While the North African country's minister of human rights announced in Sept. 2017 that men will no longer be forced to undergo the test against their will, it seems like authorities still adopt the practice.
HRW has condemned such procedures, describing them as "highly unreliable and constitute cruel, degrading, and inhuman treatment that can rise to the level of torture."
Members of the LGBTQI+ community in Tunisia face prosecution under Article 230 of the country's penal code, which punishes same-sex intercourse with up to three years in prison, or Article 226, which criminalizes "harming public morals."
According to HRW, Tunisian authorities have been confiscating the phones of men they suspect to be homosexual. They would search through their phones and pressure them to undergo anal tests and confess to homosexual activity.
Among other human rights violations that take place in police custody, arrestees are often denied access to legal representation.
Such anal exams are often dubbed the "egg test," as an egg-sized object or an actual egg are inserted into the anus. The practice has been defined as torture by activists and numerous international organizations.
Additionally, rights groups and medical organizations have stressed that the overwhelming body of scientific evidence shows that the test cannot accurately determine whether an individual has engaged in same-sex intercourse.
HRW spoke with several men who have faced prosecution for same-sex conduct in the past two years.
One man told the organization he was filing a complaint of gang rape when he was forced to undergo an anal test to determine whether he was "used to practicing sodomy."
Another interviewee, a 17-year-old who has been arrested on sodomy charges three times, said he was subjected to an anal examination and forced to undergo conversion therapy at a juvenile detention center.
Tunisia director at HRW, Amna Guellali, condemned such practices, saying:
"The Tunisian authorities have no business meddling in people’s private sexual practices, brutalizing and humiliating them under the guise of enforcing discriminatory laws."

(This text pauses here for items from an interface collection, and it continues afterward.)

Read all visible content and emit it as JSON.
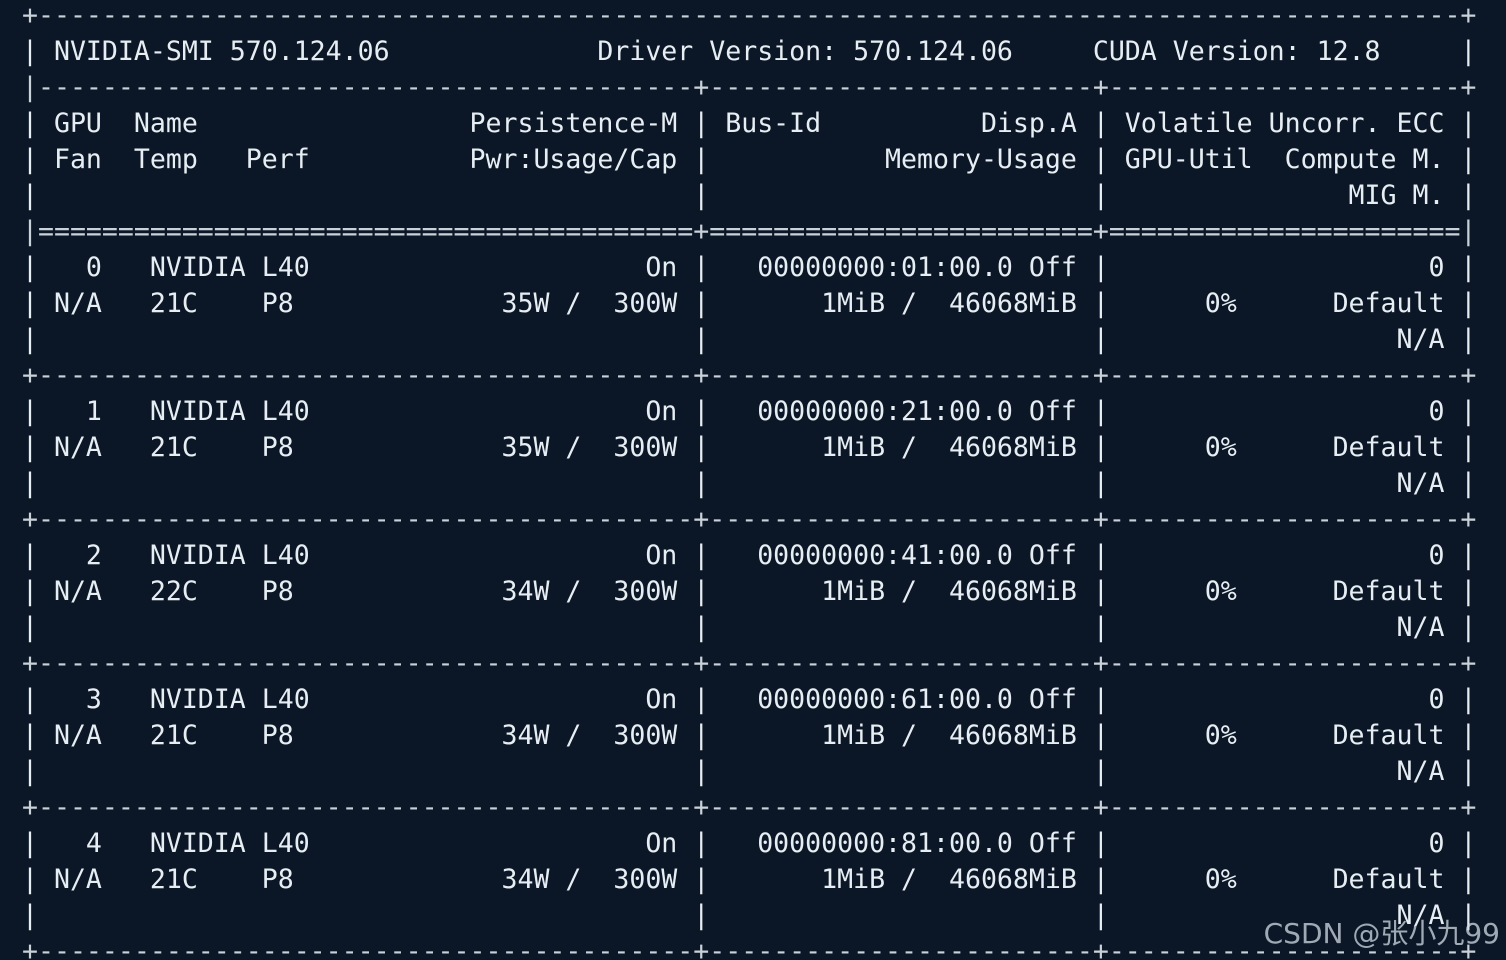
{
  "terminal": {
    "header": {
      "smi_version": "NVIDIA-SMI 570.124.06",
      "driver_version": "Driver Version: 570.124.06",
      "cuda_version": "CUDA Version: 12.8"
    },
    "columns": {
      "gpu": "GPU",
      "name": "Name",
      "persistence": "Persistence-M",
      "bus_id": "Bus-Id",
      "disp": "Disp.A",
      "volatile": "Volatile Uncorr. ECC",
      "fan": "Fan",
      "temp": "Temp",
      "perf": "Perf",
      "pwr": "Pwr:Usage/Cap",
      "memory": "Memory-Usage",
      "gpu_util": "GPU-Util",
      "compute": "Compute M.",
      "mig": "MIG M."
    },
    "gpus": [
      {
        "index": "0",
        "name": "NVIDIA L40",
        "persistence": "On",
        "bus_id": "00000000:01:00.0",
        "disp": "Off",
        "ecc": "0",
        "fan": "N/A",
        "temp": "21C",
        "perf": "P8",
        "pwr_usage": "35W",
        "pwr_cap": "300W",
        "mem_used": "1MiB",
        "mem_total": "46068MiB",
        "util": "0%",
        "compute": "Default",
        "mig": "N/A"
      },
      {
        "index": "1",
        "name": "NVIDIA L40",
        "persistence": "On",
        "bus_id": "00000000:21:00.0",
        "disp": "Off",
        "ecc": "0",
        "fan": "N/A",
        "temp": "21C",
        "perf": "P8",
        "pwr_usage": "35W",
        "pwr_cap": "300W",
        "mem_used": "1MiB",
        "mem_total": "46068MiB",
        "util": "0%",
        "compute": "Default",
        "mig": "N/A"
      },
      {
        "index": "2",
        "name": "NVIDIA L40",
        "persistence": "On",
        "bus_id": "00000000:41:00.0",
        "disp": "Off",
        "ecc": "0",
        "fan": "N/A",
        "temp": "22C",
        "perf": "P8",
        "pwr_usage": "34W",
        "pwr_cap": "300W",
        "mem_used": "1MiB",
        "mem_total": "46068MiB",
        "util": "0%",
        "compute": "Default",
        "mig": "N/A"
      },
      {
        "index": "3",
        "name": "NVIDIA L40",
        "persistence": "On",
        "bus_id": "00000000:61:00.0",
        "disp": "Off",
        "ecc": "0",
        "fan": "N/A",
        "temp": "21C",
        "perf": "P8",
        "pwr_usage": "34W",
        "pwr_cap": "300W",
        "mem_used": "1MiB",
        "mem_total": "46068MiB",
        "util": "0%",
        "compute": "Default",
        "mig": "N/A"
      },
      {
        "index": "4",
        "name": "NVIDIA L40",
        "persistence": "On",
        "bus_id": "00000000:81:00.0",
        "disp": "Off",
        "ecc": "0",
        "fan": "N/A",
        "temp": "21C",
        "perf": "P8",
        "pwr_usage": "34W",
        "pwr_cap": "300W",
        "mem_used": "1MiB",
        "mem_total": "46068MiB",
        "util": "0%",
        "compute": "Default",
        "mig": "N/A"
      }
    ]
  },
  "watermark": "CSDN @张小九99",
  "colors": {
    "background": "#0b1726",
    "text": "#e6edf3"
  }
}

The organization has thus called upon the Tunisian parliament to repeal laws criminalizing same-sex activity. It also urged the Justice Ministry to take action against the ill-treatment of people arrested based on their gender identity or sexual orientation.
Last year, Tunisia formally accepted a United Nations Human Rights Council recommendation to end forced anal exams.

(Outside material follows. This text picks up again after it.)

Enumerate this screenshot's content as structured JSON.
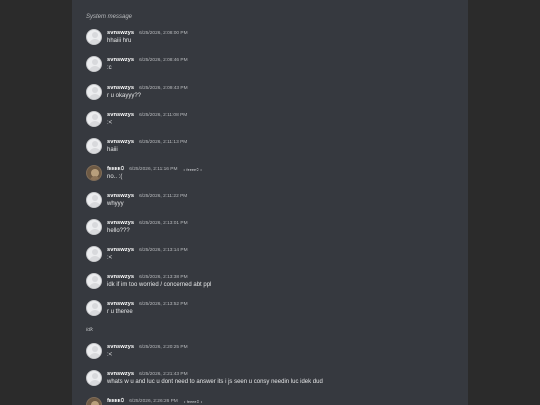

Human Rights Minister Mehdi Ben Gharbia reportedly said at the time that while judges would still be able to request suspected homosexuals to undergo the test, "that person has every right to refuse, without his refusal being held up as proof of homosexuality."
"This stance is not credible because trial courts can presume that a refusal to undergo the exam signals guilt," according to HRW.
Activists are paving the way for change
While the community continues to struggle in the country, activists have been working hard to raise awareness on queer rights and pave the way for change.
In January 2018, Tunisia launched its first-ever queer film festival titled Mawjoudin Queer Film Festival, which featured 12 short and medium-length films from both inside the country and across the Middle East and North Africa.
Last December, an LGBTQI+ radio station titled Radio Shams made international headlines after debuting in the country, creating a platform for the community's stories to be told.
Similarly, last November, Upon the Shadow, a documentary directed by Nada Mezni Hafaiedh, was screened at the Carthage Film Festival. The documentary tells the stories of the country's sexual minorities.